EXERCISE BRIEF => The line count for "this" is all that is needed: say how many lines in the listing below contain it.

DATA TO USE =>
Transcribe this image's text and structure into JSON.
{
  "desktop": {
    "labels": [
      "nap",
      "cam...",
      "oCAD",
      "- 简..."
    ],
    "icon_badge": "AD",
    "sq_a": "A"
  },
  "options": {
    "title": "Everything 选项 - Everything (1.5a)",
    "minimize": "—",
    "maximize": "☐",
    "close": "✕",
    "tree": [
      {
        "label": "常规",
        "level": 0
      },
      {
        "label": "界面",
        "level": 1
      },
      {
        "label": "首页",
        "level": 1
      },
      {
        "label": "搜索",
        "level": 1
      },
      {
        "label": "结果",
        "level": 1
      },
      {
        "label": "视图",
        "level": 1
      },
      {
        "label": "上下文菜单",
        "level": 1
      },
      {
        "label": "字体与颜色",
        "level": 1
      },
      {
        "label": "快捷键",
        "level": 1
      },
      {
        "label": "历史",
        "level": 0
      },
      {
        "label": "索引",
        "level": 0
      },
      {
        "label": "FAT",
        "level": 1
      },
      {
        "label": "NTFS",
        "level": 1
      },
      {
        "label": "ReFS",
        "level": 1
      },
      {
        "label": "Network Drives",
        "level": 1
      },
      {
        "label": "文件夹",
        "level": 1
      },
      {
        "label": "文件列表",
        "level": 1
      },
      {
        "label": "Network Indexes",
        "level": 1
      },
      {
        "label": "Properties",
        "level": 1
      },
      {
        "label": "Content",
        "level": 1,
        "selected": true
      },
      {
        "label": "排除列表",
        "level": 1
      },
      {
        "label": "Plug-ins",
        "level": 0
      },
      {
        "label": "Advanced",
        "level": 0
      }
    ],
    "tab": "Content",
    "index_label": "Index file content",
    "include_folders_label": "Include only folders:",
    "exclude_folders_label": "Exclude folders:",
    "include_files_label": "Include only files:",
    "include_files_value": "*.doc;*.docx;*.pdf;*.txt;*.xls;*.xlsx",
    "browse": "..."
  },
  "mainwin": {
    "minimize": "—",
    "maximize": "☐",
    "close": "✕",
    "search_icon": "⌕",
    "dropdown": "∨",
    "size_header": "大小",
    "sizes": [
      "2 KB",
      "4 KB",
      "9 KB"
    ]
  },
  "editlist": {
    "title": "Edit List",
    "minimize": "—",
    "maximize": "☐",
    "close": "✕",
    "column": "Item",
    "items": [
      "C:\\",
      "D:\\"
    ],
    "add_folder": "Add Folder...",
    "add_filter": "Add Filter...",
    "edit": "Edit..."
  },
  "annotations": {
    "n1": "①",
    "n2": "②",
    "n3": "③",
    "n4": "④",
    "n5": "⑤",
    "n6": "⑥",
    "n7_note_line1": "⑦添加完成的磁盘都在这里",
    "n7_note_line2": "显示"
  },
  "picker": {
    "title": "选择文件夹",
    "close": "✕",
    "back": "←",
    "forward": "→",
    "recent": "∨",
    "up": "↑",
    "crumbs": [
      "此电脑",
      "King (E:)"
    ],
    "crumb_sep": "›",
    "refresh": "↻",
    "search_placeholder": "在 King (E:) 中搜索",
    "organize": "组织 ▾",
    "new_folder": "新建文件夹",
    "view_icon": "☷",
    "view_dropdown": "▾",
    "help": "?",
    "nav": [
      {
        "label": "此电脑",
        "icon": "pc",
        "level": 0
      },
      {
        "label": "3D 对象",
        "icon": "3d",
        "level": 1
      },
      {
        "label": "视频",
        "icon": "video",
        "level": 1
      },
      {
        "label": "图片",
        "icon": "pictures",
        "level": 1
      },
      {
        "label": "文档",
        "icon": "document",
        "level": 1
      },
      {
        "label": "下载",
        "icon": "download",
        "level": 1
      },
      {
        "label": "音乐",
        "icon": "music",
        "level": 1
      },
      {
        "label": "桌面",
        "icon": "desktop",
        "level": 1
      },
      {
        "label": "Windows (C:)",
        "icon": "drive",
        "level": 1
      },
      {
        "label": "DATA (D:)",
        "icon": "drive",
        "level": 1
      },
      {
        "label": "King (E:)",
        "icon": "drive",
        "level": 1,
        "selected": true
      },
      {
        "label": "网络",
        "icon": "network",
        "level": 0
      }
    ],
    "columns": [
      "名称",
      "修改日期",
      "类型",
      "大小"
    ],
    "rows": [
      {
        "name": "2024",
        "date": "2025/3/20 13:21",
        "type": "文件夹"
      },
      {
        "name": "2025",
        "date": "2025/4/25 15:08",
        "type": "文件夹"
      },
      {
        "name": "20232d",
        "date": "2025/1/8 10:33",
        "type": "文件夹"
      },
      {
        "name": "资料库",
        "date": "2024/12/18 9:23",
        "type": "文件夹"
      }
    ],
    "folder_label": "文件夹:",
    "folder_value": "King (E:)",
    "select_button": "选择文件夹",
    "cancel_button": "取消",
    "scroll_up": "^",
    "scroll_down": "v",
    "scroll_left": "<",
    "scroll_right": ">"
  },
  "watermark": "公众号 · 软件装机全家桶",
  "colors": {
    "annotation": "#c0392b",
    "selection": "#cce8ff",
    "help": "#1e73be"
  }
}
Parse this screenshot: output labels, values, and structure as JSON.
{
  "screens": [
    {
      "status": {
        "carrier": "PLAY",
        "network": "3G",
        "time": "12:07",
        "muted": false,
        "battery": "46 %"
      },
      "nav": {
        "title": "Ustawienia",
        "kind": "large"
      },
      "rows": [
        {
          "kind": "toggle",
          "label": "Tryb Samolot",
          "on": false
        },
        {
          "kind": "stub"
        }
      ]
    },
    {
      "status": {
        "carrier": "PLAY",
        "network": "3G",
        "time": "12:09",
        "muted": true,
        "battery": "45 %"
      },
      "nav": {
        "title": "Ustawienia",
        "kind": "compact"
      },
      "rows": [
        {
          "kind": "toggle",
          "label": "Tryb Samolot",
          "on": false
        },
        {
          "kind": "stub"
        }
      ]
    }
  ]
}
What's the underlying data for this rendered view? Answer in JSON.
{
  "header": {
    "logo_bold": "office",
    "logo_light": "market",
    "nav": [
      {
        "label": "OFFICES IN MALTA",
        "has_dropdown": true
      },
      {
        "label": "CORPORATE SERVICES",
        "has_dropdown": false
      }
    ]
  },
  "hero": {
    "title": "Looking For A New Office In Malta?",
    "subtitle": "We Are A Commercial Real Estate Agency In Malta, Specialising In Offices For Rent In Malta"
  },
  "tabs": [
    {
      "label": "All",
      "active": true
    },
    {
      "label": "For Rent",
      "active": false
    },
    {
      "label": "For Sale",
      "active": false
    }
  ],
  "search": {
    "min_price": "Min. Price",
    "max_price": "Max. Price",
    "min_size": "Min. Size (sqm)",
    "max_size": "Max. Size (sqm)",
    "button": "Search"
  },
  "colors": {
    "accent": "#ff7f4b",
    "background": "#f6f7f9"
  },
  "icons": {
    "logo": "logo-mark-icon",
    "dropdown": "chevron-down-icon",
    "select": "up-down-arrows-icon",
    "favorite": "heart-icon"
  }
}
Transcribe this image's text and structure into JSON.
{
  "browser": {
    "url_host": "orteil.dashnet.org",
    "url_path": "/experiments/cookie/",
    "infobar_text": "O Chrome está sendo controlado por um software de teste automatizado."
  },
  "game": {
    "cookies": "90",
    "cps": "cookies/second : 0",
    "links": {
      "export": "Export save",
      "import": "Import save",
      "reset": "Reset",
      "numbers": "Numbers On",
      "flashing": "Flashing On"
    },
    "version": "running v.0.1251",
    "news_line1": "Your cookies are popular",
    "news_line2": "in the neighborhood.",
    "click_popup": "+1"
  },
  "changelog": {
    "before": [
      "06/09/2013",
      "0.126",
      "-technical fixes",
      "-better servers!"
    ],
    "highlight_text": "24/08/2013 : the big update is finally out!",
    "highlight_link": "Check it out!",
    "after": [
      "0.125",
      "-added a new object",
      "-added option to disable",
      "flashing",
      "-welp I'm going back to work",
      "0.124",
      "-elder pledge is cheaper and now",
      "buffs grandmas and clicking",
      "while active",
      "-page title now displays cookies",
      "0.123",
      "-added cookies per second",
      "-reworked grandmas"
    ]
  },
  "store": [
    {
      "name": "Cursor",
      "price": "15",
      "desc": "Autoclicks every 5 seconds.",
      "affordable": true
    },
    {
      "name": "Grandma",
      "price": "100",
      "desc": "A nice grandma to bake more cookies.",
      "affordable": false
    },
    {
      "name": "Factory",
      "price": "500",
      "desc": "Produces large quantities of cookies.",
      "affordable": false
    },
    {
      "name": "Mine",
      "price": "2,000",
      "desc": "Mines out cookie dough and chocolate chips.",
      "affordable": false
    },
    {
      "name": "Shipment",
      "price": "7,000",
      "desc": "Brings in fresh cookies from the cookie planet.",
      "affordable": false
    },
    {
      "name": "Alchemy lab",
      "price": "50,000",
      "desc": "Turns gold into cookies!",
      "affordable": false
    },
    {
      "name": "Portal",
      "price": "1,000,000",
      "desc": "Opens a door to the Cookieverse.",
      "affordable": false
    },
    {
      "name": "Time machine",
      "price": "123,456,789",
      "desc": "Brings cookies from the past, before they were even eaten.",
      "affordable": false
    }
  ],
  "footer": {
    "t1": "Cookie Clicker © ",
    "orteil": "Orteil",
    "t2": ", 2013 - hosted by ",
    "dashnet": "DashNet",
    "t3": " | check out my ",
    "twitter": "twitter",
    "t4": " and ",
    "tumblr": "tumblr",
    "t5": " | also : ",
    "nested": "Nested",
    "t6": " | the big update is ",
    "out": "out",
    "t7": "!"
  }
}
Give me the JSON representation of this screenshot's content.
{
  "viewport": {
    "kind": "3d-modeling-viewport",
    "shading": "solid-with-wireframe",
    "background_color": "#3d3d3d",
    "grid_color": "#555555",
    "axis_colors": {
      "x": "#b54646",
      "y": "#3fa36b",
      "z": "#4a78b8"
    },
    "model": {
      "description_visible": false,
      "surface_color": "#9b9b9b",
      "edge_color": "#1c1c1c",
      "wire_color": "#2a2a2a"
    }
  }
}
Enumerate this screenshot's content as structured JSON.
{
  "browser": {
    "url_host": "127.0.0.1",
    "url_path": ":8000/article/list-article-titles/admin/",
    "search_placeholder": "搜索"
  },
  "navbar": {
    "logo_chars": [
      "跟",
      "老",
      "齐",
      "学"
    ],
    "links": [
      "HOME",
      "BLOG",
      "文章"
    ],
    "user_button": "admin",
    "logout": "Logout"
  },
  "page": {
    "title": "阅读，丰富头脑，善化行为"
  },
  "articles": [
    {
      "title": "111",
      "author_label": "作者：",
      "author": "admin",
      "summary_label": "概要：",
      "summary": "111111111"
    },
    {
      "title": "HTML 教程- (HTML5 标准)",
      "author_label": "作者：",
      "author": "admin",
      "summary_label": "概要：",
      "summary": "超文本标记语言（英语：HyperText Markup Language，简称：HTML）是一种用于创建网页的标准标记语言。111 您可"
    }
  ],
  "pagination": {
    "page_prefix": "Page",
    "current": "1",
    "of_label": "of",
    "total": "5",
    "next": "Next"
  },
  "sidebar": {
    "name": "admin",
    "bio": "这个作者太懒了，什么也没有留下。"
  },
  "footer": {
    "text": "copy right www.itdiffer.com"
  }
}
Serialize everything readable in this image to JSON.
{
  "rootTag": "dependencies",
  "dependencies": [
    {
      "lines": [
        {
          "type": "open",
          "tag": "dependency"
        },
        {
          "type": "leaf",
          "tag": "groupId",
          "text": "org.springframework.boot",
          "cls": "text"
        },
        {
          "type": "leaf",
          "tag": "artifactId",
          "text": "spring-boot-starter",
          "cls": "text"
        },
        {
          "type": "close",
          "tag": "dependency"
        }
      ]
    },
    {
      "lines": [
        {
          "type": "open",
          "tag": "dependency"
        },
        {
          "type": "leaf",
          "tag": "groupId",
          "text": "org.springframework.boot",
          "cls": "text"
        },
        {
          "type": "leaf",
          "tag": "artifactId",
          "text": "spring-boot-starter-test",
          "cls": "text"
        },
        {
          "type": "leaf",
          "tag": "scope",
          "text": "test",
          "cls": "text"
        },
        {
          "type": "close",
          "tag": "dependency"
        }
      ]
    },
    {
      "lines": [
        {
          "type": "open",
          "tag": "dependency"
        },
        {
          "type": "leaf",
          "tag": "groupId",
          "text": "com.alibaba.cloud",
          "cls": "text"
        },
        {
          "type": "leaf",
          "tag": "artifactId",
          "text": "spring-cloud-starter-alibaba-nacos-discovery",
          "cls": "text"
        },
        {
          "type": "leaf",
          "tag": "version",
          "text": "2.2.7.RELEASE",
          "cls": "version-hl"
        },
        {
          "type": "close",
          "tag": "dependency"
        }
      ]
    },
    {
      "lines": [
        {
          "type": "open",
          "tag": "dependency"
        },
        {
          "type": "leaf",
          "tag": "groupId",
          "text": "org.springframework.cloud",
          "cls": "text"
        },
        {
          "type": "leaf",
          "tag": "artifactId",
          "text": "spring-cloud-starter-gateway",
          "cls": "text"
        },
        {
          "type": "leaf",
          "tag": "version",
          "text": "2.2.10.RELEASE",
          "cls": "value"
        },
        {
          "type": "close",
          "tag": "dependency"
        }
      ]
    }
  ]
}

RESULT OF THE TASK => 7